The biggest problem with this book is author Brenda Bennett’s mis-representation and use of the word “natural” for many processed ingredients that are included in her recipes. An apple, for example, is an unaltered and natural food. Coconut sugar is not. Erythritol is not. Xanthan gum is not. Brown rice syrup is not. Even powdered stevia is not natural. Natural foods can be seen and eaten as they actually exist in nature, whereas the substances used and recommended by Bennett have either been treated, reduced or created by humans. It follows that Bennett’s introductory comments about sugars, other caloric sweeteners, sugar alcohols and flours are incomplete and create confusion. It’s better to skim through her food addiction story and the rest of her commentary, and go straight to the cookbook.
This is where Bennett shines. The book is smartly organized, beautifully photographed and has 194 yummy-looking recipes. Many are familiar comfort food recipes that a whole family can enjoy. Some are completely sugar-free and some have the processed substances listed above. She’s very keen on erythritol and stevia as the preferred sweetening agent. Other fave ingredients include potatoes, gluten-free flour, legumes and all things coconut (the new darling ingredient of Paleo people). If Bennett had titled her book as a low-sugar option for families, I would have felt less mislead.

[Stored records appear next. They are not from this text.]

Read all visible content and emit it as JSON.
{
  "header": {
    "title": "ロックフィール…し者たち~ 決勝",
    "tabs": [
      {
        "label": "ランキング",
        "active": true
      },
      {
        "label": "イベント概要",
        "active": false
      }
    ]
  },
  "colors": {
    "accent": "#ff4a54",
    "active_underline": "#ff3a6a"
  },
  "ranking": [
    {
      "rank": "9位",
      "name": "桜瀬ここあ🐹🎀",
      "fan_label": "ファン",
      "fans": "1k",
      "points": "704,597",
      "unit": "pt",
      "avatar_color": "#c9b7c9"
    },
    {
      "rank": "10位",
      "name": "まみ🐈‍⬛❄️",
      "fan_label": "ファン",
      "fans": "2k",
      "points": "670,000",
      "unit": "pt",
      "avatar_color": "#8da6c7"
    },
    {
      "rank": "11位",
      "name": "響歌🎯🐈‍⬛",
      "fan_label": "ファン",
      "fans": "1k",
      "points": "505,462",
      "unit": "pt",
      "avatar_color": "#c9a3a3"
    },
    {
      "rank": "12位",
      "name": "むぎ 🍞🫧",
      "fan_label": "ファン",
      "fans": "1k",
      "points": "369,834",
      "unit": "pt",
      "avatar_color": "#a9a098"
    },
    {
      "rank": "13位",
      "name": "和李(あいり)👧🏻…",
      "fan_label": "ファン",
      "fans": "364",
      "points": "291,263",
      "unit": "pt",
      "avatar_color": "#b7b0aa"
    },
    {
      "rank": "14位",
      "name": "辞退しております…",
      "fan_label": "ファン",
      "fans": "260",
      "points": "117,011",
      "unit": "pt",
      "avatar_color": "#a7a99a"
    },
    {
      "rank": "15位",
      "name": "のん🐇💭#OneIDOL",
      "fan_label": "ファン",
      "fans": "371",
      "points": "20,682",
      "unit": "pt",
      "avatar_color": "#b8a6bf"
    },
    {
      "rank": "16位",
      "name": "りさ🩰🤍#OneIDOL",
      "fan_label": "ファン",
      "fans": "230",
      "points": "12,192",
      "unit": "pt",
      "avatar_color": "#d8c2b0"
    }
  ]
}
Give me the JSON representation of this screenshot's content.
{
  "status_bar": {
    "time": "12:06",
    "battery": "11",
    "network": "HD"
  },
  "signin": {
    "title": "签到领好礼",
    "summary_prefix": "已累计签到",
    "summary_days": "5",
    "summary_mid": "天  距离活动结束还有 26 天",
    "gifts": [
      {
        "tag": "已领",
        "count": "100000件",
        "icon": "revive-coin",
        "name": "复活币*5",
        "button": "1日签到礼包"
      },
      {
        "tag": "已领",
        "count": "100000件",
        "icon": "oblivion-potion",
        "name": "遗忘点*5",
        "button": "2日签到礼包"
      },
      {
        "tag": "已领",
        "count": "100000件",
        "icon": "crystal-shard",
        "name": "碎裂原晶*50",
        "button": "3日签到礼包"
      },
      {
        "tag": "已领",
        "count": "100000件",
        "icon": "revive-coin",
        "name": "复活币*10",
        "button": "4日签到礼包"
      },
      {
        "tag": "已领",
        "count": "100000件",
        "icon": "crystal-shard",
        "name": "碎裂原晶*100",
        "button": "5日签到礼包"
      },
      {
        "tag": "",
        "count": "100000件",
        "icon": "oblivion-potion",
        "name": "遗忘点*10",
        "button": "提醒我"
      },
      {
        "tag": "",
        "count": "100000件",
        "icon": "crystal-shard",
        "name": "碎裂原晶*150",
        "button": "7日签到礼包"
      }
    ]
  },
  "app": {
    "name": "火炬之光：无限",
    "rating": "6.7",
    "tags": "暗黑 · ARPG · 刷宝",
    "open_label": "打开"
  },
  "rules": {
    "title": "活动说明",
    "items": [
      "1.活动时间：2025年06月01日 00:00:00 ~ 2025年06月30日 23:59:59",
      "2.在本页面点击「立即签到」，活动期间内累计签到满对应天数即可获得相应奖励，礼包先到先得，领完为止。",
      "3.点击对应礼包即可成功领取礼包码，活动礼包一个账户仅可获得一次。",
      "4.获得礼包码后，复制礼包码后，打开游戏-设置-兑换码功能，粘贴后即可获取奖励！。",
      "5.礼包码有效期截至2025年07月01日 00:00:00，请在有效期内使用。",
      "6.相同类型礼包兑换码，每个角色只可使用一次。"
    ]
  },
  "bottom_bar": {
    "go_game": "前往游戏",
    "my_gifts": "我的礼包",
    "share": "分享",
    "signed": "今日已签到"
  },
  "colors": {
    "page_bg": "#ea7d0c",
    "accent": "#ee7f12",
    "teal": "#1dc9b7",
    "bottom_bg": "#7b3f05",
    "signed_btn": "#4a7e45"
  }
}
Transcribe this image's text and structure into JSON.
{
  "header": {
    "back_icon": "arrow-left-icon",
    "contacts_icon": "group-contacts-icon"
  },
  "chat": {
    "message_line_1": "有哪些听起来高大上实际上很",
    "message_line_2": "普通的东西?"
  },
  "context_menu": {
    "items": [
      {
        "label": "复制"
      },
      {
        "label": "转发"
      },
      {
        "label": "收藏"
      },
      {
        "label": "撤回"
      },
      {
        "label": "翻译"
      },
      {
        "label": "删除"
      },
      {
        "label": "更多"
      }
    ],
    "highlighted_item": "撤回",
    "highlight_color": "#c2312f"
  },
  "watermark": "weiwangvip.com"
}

Purists who are looking for recipes without any caloric sweeteners, powdery flours and/or foods that have a naturally high sugar content should pass on this book.